Having had many tiffs with teammates, I have come to find the easiest way to be asking,
What if my teammate was doing the best he could?
Assuming the best of my teammate helps me to see them as fellow humans, rather than objectifying them. Objectifying them can sometimes be easy, especially when we paint them as nasty and evil.
But humanising them reminds us that there’s a good side to them. You’re ultimately still in the same company as them and sharing that sense of camaraderie can help.
Stop missing your commitments
Media coach Alan Stevens, loves saying,
Do what you say, and say what you do.
Doing what you say is never easy. After all, shooting your mouth is easy, until you realise the amount of effort it is to bring words to reality.
Doing what you say is about following through on your commitment. In Botelho and Powell’s study of 2600 executives who made it to the top, they found that the most common characteristic of their success was one quality.
Make a guess.
You may think of Obama and wonder if its charisma.
Or you may think of Steve Jobs, and wonder if it’s cr12 Habits of the creative mindeativity.
It’s reliability. Reliability is the ability to do the things you say, such that people know that everything that you promise will be delivered. That’s why we keep going back to Amazon, because their 4-hour, next-day deliveries, are guaranteed. They deliver on their promises over and over again.
It’s vital that you take such a reliability to your work as well. Do what you say, or not don’t even promise it.
Stop leaving things open-ended
Botelho and Powell also found that the leaders who rose to the top were
Diabolical about follow-ups.
Followups are what you do after a meeting, summarising
- what was discussed
- what is going to be done
- Who is going to do them
- When it will be done
Such followup ensures that colleagues know that you take them seriously.

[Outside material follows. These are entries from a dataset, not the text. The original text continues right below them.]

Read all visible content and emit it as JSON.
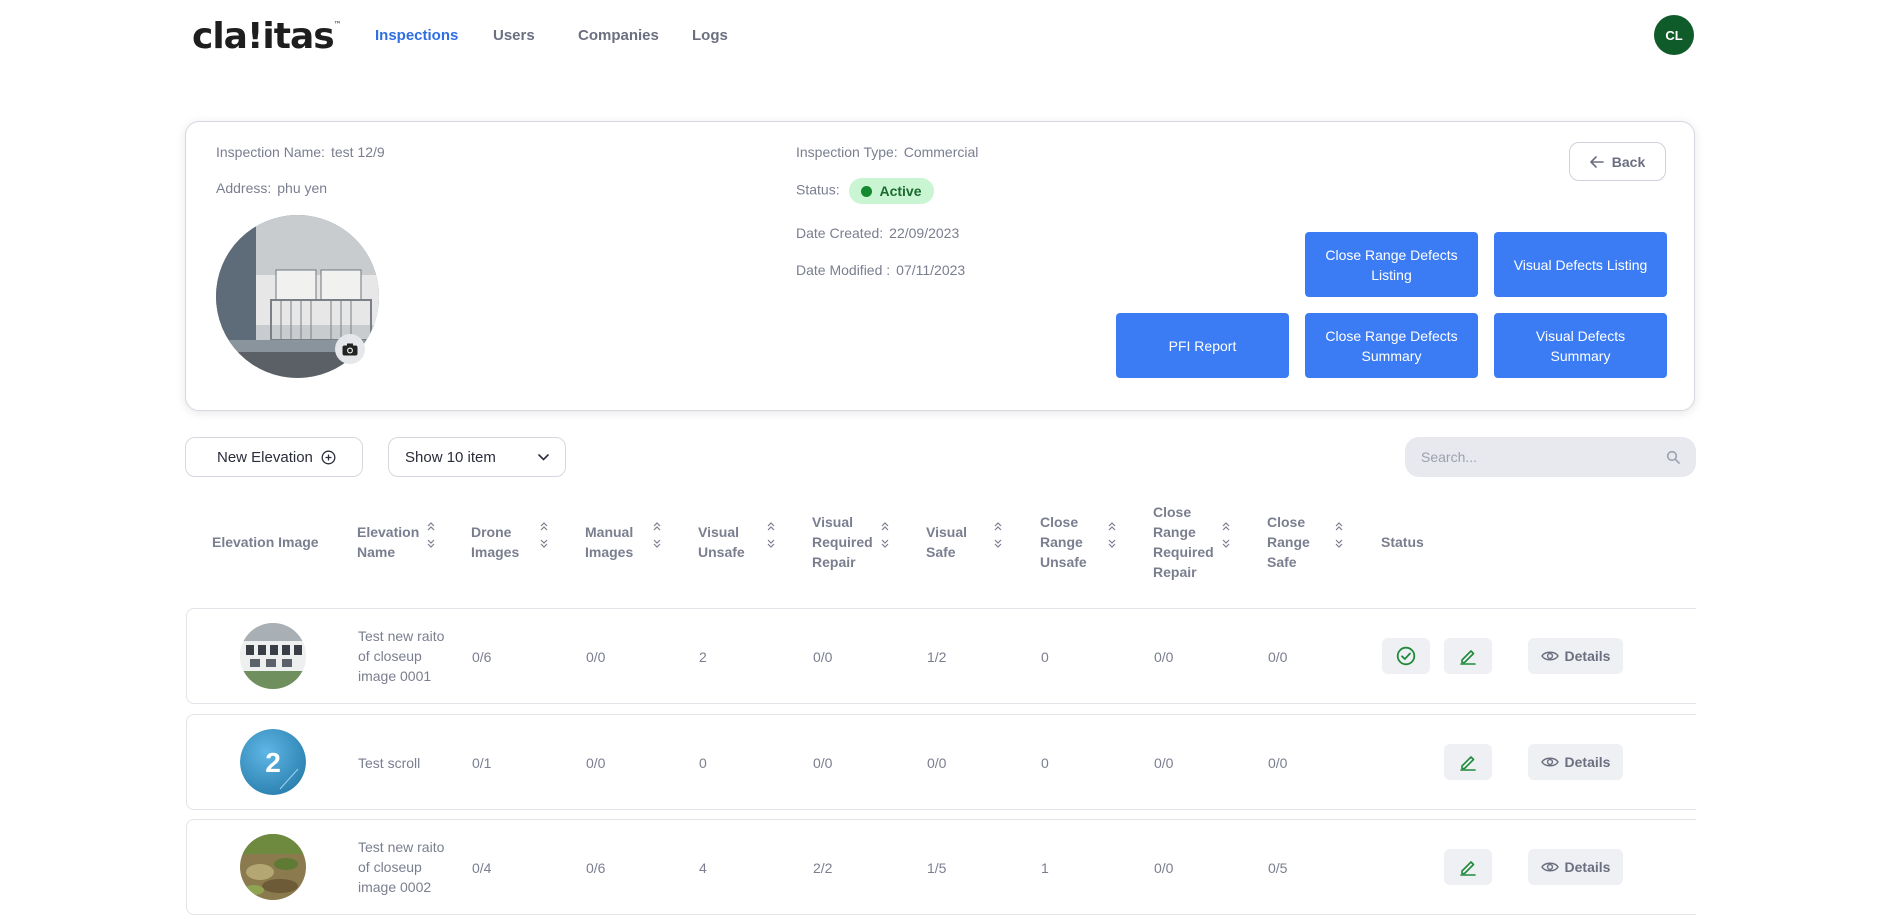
{
  "brand": {
    "name": "cla!itas",
    "tm": "™"
  },
  "nav": {
    "items": [
      "Inspections",
      "Users",
      "Companies",
      "Logs"
    ],
    "active": "Inspections"
  },
  "user": {
    "initials": "CL"
  },
  "inspection": {
    "name_label": "Inspection Name:",
    "name": "test 12/9",
    "address_label": "Address:",
    "address": "phu yen",
    "type_label": "Inspection Type:",
    "type": "Commercial",
    "status_label": "Status:",
    "status": "Active",
    "created_label": "Date Created:",
    "created": "22/09/2023",
    "modified_label": "Date Modified :",
    "modified": "07/11/2023"
  },
  "actions": {
    "back": "Back",
    "close_range_listing": "Close Range Defects Listing",
    "visual_listing": "Visual Defects Listing",
    "pfi_report": "PFI Report",
    "close_range_summary": "Close Range Defects Summary",
    "visual_summary": "Visual Defects Summary"
  },
  "toolbar": {
    "new_elevation": "New Elevation",
    "show_items": "Show 10 item",
    "search_placeholder": "Search..."
  },
  "table": {
    "headers": [
      "Elevation Image",
      "Elevation Name",
      "Drone Images",
      "Manual Images",
      "Visual Unsafe",
      "Visual Required Repair",
      "Visual Safe",
      "Close Range Unsafe",
      "Close Range Required Repair",
      "Close Range Safe",
      "Status"
    ],
    "details_label": "Details",
    "rows": [
      {
        "name": "Test new raito of closeup image 0001",
        "drone": "0/6",
        "manual": "0/0",
        "v_unsafe": "2",
        "v_repair": "0/0",
        "v_safe": "1/2",
        "c_unsafe": "0",
        "c_repair": "0/0",
        "c_safe": "0/0",
        "approved": true,
        "thumb": "building"
      },
      {
        "name": "Test scroll",
        "drone": "0/1",
        "manual": "0/0",
        "v_unsafe": "0",
        "v_repair": "0/0",
        "v_safe": "0/0",
        "c_unsafe": "0",
        "c_repair": "0/0",
        "c_safe": "0/0",
        "approved": false,
        "thumb": "number",
        "thumb_text": "2"
      },
      {
        "name": "Test new raito of closeup image 0002",
        "drone": "0/4",
        "manual": "0/6",
        "v_unsafe": "4",
        "v_repair": "2/2",
        "v_safe": "1/5",
        "c_unsafe": "1",
        "c_repair": "0/0",
        "c_safe": "0/5",
        "approved": false,
        "thumb": "ground"
      }
    ]
  },
  "colors": {
    "accent": "#3b7cf4",
    "nav_active": "#2f6fe0",
    "avatar": "#0f5b2a",
    "status_bg": "#c9f5d2",
    "edit_icon": "#1f8a3a"
  }
}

Others show this seriousness by taking pen and paper to discussions. Such a simple action can show people that you’re not wasting their time, but instead taking it seriously.
Go-to people are rare, so make yourself indispensable
The world is fast belonging to people who can consistently deliver on their promises. After all, in an era of fake news, it’s difficult for people to trust anything easily.
But when you’re consistently able to deliver, on time, on target, people trust you more and more. They realise you’re not just joking.
But that you’re moving with what you say.
That said, how do you make yourself indispensable to a company?
Say what you do, and do what you say
Let me share the story of Fiona, who was one of the top performers in our team.
When she started, she was handed the responsibility of organising a large-scale event.
For the next 3 months, she executed perfectly. She would give monthly updates of what she did, and what she needed others to do. She would share about where she was struggling, and ask for help.
She would send out emails to summarise discussions.
She was truly indispensable.
Another hack I’ve learnt from Nir Eyal is this.
Ask your manager how you should prioritise
When you do this, you immediately show your manager just how good you are.
You don’t just take things for granted, but you actually show, time and time again, that you’re the best.
Because you are communicating constantly with your manager, and doing what needs to be done – rather than just thinking that you are doing what he wants.
At the start of every week, schedule 10 minutes where you can show him two things.
- Show him your schedule
- Show him the other things he’s asked you to do
- Ask if there’s any you need to shift
If you want to be indispensable, this is one of the closest ways.